This is a really difficult situation for parents but one the Court really has little control over. We have to trust the best judgement of the parent with the new partner (which sometimes is better than others). The Court will take into account the reality of new partners and new living arrangements and expect parents to be sensitive but accept children should and must adapt to the changes in the family. Unless the presence of a new partner is likely to cause harm to the children i.e. serious emotional distress or if the new partner is violent, abuses substances or has certain convictions, the Court will be reluctant to interfere.
I always advise parents to ensure that they always spend quality time alone with their children and are sensible about what their children see and do with the new partner. Take into account their age and understanding as what is acceptable for a 5 year old is likely to elicit a very difference response from a 15 year old!. To ignore children’s feelings on this can be very detrimental to contact. Likewise, the other parent should recognise that the presence of another adult can sometimes make contact more comfortable for children and another interested and affectionate adult can make it more enjoyable. Children do not need a stream of new adults passing through their lives so parents should only introduce partners when in a committed relationship. Friends are fine but make sure you behave like friends and keep an eye on how comfortable your children are.
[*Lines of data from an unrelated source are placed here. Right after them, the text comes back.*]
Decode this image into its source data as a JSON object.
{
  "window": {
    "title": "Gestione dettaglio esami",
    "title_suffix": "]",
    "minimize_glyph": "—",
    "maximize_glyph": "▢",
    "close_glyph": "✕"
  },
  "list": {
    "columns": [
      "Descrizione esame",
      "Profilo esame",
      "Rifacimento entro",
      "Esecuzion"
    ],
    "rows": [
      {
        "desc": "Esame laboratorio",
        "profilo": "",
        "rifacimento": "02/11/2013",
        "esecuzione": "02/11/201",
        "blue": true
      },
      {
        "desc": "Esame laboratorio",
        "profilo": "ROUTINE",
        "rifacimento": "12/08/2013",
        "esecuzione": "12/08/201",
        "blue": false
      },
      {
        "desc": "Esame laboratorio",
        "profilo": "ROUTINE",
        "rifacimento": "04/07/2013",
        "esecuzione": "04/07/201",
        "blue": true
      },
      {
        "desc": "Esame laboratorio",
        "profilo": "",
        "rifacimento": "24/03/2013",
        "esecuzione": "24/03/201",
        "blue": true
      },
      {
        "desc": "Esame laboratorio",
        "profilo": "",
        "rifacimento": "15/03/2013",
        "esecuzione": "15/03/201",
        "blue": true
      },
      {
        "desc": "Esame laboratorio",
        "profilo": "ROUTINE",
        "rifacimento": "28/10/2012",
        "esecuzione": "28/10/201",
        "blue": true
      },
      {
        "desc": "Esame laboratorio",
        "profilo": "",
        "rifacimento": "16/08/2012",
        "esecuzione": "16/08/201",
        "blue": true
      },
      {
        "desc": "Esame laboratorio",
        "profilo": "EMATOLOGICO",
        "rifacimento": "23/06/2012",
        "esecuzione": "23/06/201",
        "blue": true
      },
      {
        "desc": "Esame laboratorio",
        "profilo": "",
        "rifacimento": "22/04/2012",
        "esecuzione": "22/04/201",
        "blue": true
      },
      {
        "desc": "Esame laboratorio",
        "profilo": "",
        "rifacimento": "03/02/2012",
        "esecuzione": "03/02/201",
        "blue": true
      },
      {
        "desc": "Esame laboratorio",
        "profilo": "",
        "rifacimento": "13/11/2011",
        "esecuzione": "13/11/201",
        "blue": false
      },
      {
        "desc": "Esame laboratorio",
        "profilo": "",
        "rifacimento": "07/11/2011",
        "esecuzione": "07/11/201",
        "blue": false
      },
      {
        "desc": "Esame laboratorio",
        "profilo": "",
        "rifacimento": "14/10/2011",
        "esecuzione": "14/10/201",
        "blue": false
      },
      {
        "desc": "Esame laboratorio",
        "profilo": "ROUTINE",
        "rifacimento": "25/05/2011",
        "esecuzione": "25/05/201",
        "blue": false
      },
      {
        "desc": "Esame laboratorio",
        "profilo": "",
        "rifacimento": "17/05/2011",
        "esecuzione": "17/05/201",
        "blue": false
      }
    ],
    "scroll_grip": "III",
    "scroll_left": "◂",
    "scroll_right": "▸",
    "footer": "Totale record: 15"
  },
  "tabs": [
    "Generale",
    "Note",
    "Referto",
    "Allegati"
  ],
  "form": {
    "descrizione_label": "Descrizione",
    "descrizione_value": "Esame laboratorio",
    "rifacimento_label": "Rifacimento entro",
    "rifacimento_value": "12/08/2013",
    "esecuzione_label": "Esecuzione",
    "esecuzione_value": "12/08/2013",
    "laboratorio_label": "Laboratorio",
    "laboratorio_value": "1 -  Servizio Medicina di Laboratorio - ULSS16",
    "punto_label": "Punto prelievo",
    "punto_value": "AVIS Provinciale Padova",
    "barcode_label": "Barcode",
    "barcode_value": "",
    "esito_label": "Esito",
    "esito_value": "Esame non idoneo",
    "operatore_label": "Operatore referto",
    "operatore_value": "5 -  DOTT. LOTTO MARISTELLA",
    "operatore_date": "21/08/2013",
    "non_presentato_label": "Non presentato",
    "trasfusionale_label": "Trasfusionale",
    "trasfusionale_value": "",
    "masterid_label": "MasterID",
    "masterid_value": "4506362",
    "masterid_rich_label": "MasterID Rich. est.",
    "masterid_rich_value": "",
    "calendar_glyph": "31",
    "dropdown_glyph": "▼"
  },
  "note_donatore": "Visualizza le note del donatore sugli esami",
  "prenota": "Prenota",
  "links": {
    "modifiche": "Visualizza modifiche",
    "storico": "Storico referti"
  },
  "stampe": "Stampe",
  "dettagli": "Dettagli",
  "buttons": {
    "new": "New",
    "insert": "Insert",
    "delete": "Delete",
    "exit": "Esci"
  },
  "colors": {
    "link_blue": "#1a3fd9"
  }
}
Ultimately, the Court cannot compel a 3rd party to meet a parent. Talk to your partner about why it would help you and the children to meet the new partner. He or she may just think you want to cause a scene or talk badly about him or her to the new partner. However, bear in mind it may not be your ex who is the sticking point. The new partner may be happy to have your children in his or her home when they are with their parent but see the rest of your family life and your relationship with your ex as nothing to do with him or her and something he or she would prefer not to get involved in.